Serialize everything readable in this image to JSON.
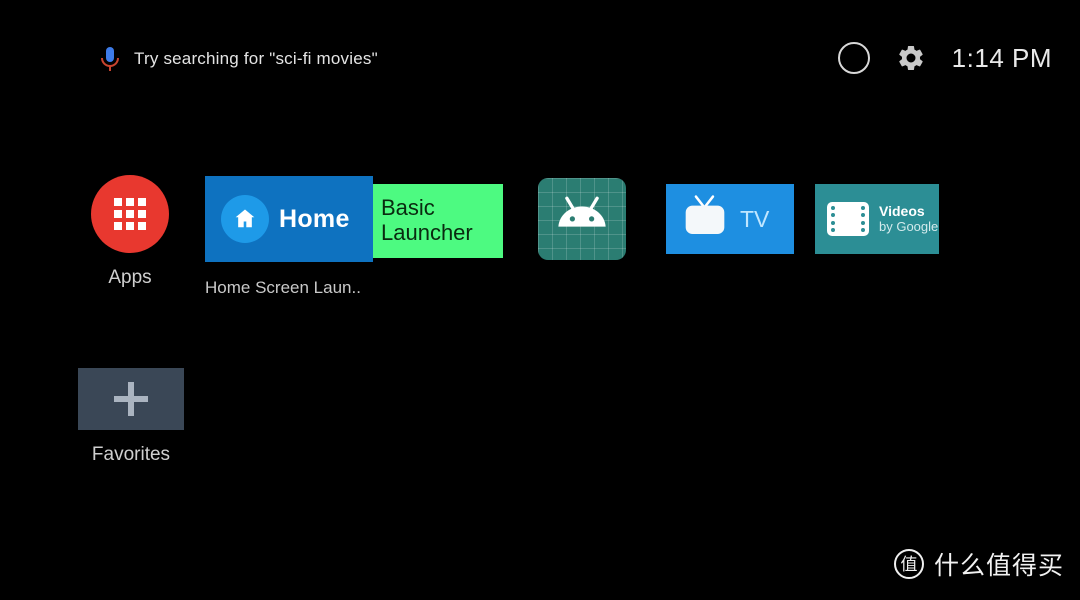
{
  "statusbar": {
    "mic_icon": "microphone-icon",
    "search_hint": "Try searching for \"sci-fi movies\"",
    "circle_icon": "circle-outline-icon",
    "gear_icon": "gear-icon",
    "time": "1:14 PM"
  },
  "apps_row": {
    "apps_launcher": {
      "icon": "apps-grid-icon",
      "label": "Apps",
      "color": "#e8382f"
    },
    "home_banner": {
      "home_icon": "home-house-icon",
      "home_label": "Home",
      "home_color": "#0e72c0",
      "overlay_line1": "Basic",
      "overlay_line2": "Launcher",
      "overlay_color": "#4dfa81",
      "sublabel": "Home Screen Laun.."
    },
    "android_tile": {
      "icon": "android-robot-icon",
      "color": "#2b7d72"
    },
    "tv_tile": {
      "icon": "television-icon",
      "label": "TV",
      "color": "#1e8fe1"
    },
    "videos_tile": {
      "icon": "film-strip-icon",
      "title": "Videos",
      "subtitle": "by Google",
      "color": "#2c8e95"
    }
  },
  "favorites_row": {
    "add_icon": "plus-icon",
    "label": "Favorites",
    "color": "#3a4756"
  },
  "watermark": {
    "badge": "值",
    "text": "什么值得买"
  }
}
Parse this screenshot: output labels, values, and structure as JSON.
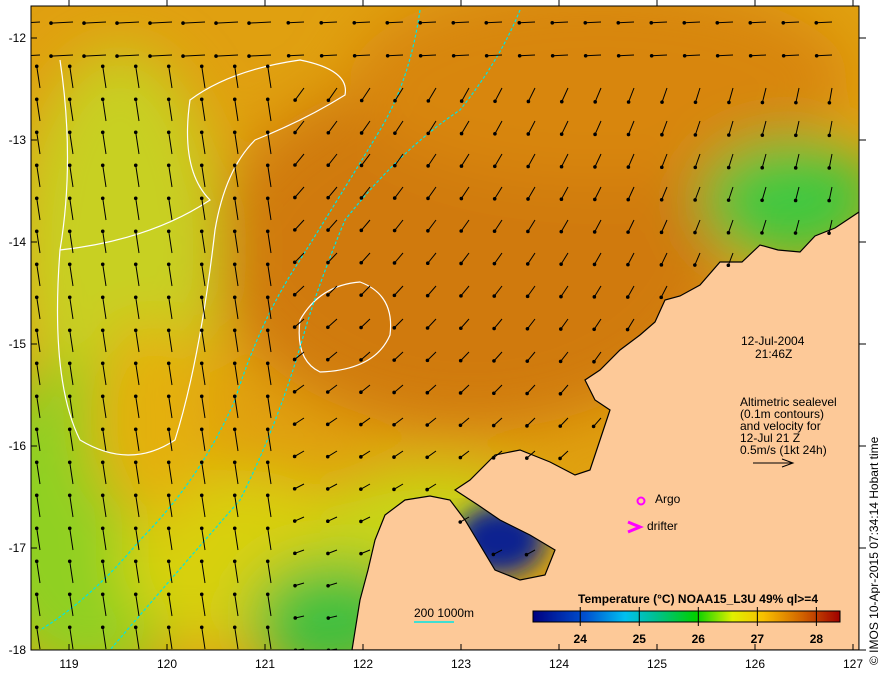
{
  "map": {
    "x_ticks": [
      "119",
      "120",
      "121",
      "122",
      "123",
      "124",
      "125",
      "126",
      "127"
    ],
    "y_ticks": [
      "-12",
      "-13",
      "-14",
      "-15",
      "-16",
      "-17",
      "-18"
    ],
    "lon_range": [
      118.62,
      127.06
    ],
    "lat_range": [
      -18,
      -11.68
    ],
    "date": "12-Jul-2004",
    "time": "21:46Z",
    "altimetry_note": [
      "Altimetric sealevel",
      "(0.1m contours)",
      "and velocity for",
      "12-Jul 21 Z",
      "0.5m/s (1kt 24h)"
    ],
    "legend_argo": "Argo",
    "legend_drifter": "drifter",
    "bathymetry_label": "200  1000m",
    "colorbar_title": "Temperature (°C) NOAA15_L3U 49% ql>=4",
    "colorbar_ticks": [
      "24",
      "25",
      "26",
      "27",
      "28"
    ],
    "colorbar_range": [
      23.2,
      28.4
    ],
    "credit": "© IMOS 10-Apr-2015 07:34:14 Hobart time",
    "colors": {
      "land": "#fdc998",
      "warm": "#d4820a",
      "mid": "#e8c000",
      "cool": "#3cc040",
      "contour": "#00e5e5",
      "marker": "#ff00ff"
    }
  }
}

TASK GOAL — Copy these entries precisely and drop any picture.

OUTPUT FOR THIS TASK —
Serialize everything readable in this image to JSON.
{
  "statusbar": {
    "mic_icon": "microphone-icon",
    "search_hint": "Try searching for \"sci-fi movies\"",
    "circle_icon": "circle-outline-icon",
    "gear_icon": "gear-icon",
    "time": "1:14 PM"
  },
  "apps_row": {
    "apps_launcher": {
      "icon": "apps-grid-icon",
      "label": "Apps",
      "color": "#e8382f"
    },
    "home_banner": {
      "home_icon": "home-house-icon",
      "home_label": "Home",
      "home_color": "#0e72c0",
      "overlay_line1": "Basic",
      "overlay_line2": "Launcher",
      "overlay_color": "#4dfa81",
      "sublabel": "Home Screen Laun.."
    },
    "android_tile": {
      "icon": "android-robot-icon",
      "color": "#2b7d72"
    },
    "tv_tile": {
      "icon": "television-icon",
      "label": "TV",
      "color": "#1e8fe1"
    },
    "videos_tile": {
      "icon": "film-strip-icon",
      "title": "Videos",
      "subtitle": "by Google",
      "color": "#2c8e95"
    }
  },
  "favorites_row": {
    "add_icon": "plus-icon",
    "label": "Favorites",
    "color": "#3a4756"
  },
  "watermark": {
    "badge": "值",
    "text": "什么值得买"
  }
}
Parse this screenshot: output labels, values, and structure as JSON.
{
  "map": {
    "x_ticks": [
      "119",
      "120",
      "121",
      "122",
      "123",
      "124",
      "125",
      "126",
      "127"
    ],
    "y_ticks": [
      "-12",
      "-13",
      "-14",
      "-15",
      "-16",
      "-17",
      "-18"
    ],
    "lon_range": [
      118.62,
      127.06
    ],
    "lat_range": [
      -18,
      -11.68
    ],
    "date": "12-Jul-2004",
    "time": "21:46Z",
    "altimetry_note": [
      "Altimetric sealevel",
      "(0.1m contours)",
      "and velocity for",
      "12-Jul 21 Z",
      "0.5m/s (1kt 24h)"
    ],
    "legend_argo": "Argo",
    "legend_drifter": "drifter",
    "bathymetry_label": "200  1000m",
    "colorbar_title": "Temperature (°C) NOAA15_L3U 49% ql>=4",
    "colorbar_ticks": [
      "24",
      "25",
      "26",
      "27",
      "28"
    ],
    "colorbar_range": [
      23.2,
      28.4
    ],
    "credit": "© IMOS 10-Apr-2015 07:34:14 Hobart time",
    "colors": {
      "land": "#fdc998",
      "warm": "#d4820a",
      "mid": "#e8c000",
      "cool": "#3cc040",
      "contour": "#00e5e5",
      "marker": "#ff00ff"
    }
  }
}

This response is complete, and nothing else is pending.